Task = Reply with one number: the count of lines in the listing that contain the string "JSON".

Raw data =
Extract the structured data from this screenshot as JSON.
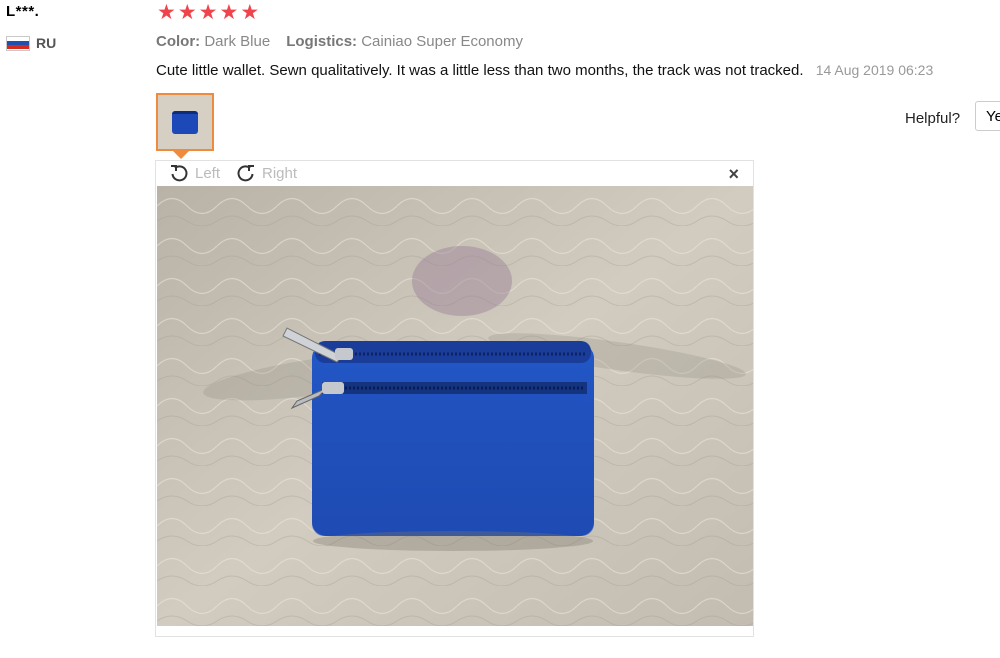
{
  "reviewer": {
    "name": "L***.",
    "country_code": "RU",
    "flag_colors": [
      "#ffffff",
      "#1f4fb0",
      "#d52b1e"
    ]
  },
  "rating": {
    "stars": 5,
    "max": 5,
    "color": "#f0444d"
  },
  "attributes": {
    "color_label": "Color:",
    "color_value": "Dark Blue",
    "logistics_label": "Logistics:",
    "logistics_value": "Cainiao Super Economy"
  },
  "review": {
    "text": "Cute little wallet. Sewn qualitatively. It was a little less than two months, the track was not tracked.",
    "date": "14 Aug 2019 06:23"
  },
  "helpful": {
    "label": "Helpful?",
    "yes_label": "Ye"
  },
  "viewer": {
    "rotate_left_label": "Left",
    "rotate_right_label": "Right",
    "close_label": "×",
    "accent_color": "#f08a3c"
  }
}
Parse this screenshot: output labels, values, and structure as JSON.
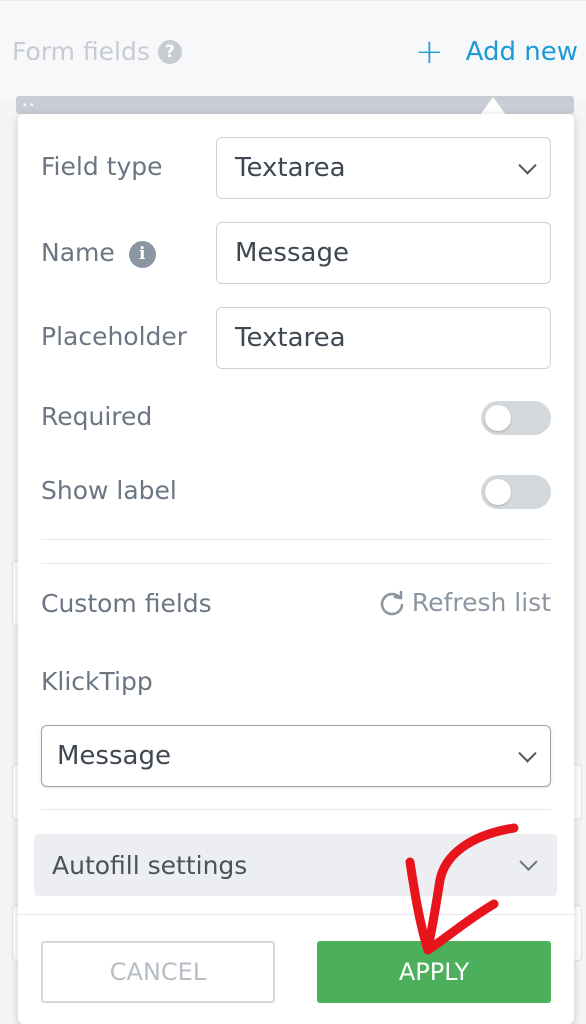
{
  "header": {
    "section_title": "Form fields",
    "help_icon": "?",
    "add_new_icon": "+",
    "add_new_label": "Add new"
  },
  "panel": {
    "field_type": {
      "label": "Field type",
      "value": "Textarea"
    },
    "name": {
      "label": "Name",
      "info_icon": "i",
      "value": "Message"
    },
    "placeholder": {
      "label": "Placeholder",
      "value": "Textarea"
    },
    "required": {
      "label": "Required",
      "enabled": false
    },
    "show_label": {
      "label": "Show label",
      "enabled": false
    },
    "custom_fields": {
      "label": "Custom fields",
      "refresh_label": "Refresh list"
    },
    "klicktipp": {
      "label": "KlickTipp",
      "value": "Message"
    },
    "autofill": {
      "label": "Autofill settings"
    },
    "buttons": {
      "cancel": "CANCEL",
      "apply": "APPLY"
    }
  },
  "colors": {
    "accent": "#1e9ad6",
    "apply_green": "#4caf5b",
    "annotation_red": "#e8141c"
  }
}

Exercise output = 2